Data for the task:
════════
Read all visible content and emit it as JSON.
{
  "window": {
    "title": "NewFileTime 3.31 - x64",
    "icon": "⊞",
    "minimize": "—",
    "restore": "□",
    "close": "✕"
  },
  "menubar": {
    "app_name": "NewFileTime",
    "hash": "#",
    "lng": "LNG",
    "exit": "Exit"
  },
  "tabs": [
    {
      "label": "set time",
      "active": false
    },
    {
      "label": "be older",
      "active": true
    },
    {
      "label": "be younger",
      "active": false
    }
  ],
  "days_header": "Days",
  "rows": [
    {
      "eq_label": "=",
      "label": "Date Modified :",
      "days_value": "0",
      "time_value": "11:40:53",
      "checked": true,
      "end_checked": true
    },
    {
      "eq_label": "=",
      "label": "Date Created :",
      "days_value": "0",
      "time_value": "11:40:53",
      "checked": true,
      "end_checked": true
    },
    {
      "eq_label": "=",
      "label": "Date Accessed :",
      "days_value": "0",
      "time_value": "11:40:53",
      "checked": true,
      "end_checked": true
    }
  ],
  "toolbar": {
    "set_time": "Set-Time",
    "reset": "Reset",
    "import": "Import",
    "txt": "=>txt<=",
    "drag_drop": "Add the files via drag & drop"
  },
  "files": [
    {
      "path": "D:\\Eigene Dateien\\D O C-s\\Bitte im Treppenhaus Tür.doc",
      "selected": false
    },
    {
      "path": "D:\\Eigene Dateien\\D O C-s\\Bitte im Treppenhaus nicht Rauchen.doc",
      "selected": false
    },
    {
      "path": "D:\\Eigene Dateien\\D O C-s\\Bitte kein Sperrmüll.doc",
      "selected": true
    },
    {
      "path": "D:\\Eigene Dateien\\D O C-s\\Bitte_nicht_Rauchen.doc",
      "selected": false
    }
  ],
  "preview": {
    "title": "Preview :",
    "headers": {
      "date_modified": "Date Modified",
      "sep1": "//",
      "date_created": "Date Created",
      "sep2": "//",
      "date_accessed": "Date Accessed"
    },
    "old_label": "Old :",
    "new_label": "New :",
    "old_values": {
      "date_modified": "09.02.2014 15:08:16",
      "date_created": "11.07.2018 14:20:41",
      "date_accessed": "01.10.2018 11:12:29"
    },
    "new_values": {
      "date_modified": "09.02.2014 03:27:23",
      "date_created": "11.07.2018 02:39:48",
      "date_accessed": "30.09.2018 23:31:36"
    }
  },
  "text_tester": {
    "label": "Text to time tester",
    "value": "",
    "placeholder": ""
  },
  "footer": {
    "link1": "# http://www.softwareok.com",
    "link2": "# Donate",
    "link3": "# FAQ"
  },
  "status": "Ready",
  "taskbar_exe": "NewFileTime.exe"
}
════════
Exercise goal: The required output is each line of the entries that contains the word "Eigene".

Exercise result:
      "path": "D:\\Eigene Dateien\\D O C-s\\Bitte im Treppenhaus Tür.doc",
      "path": "D:\\Eigene Dateien\\D O C-s\\Bitte im Treppenhaus nicht Rauchen.doc",
      "path": "D:\\Eigene Dateien\\D O C-s\\Bitte kein Sperrmüll.doc",
      "path": "D:\\Eigene Dateien\\D O C-s\\Bitte_nicht_Rauchen.doc",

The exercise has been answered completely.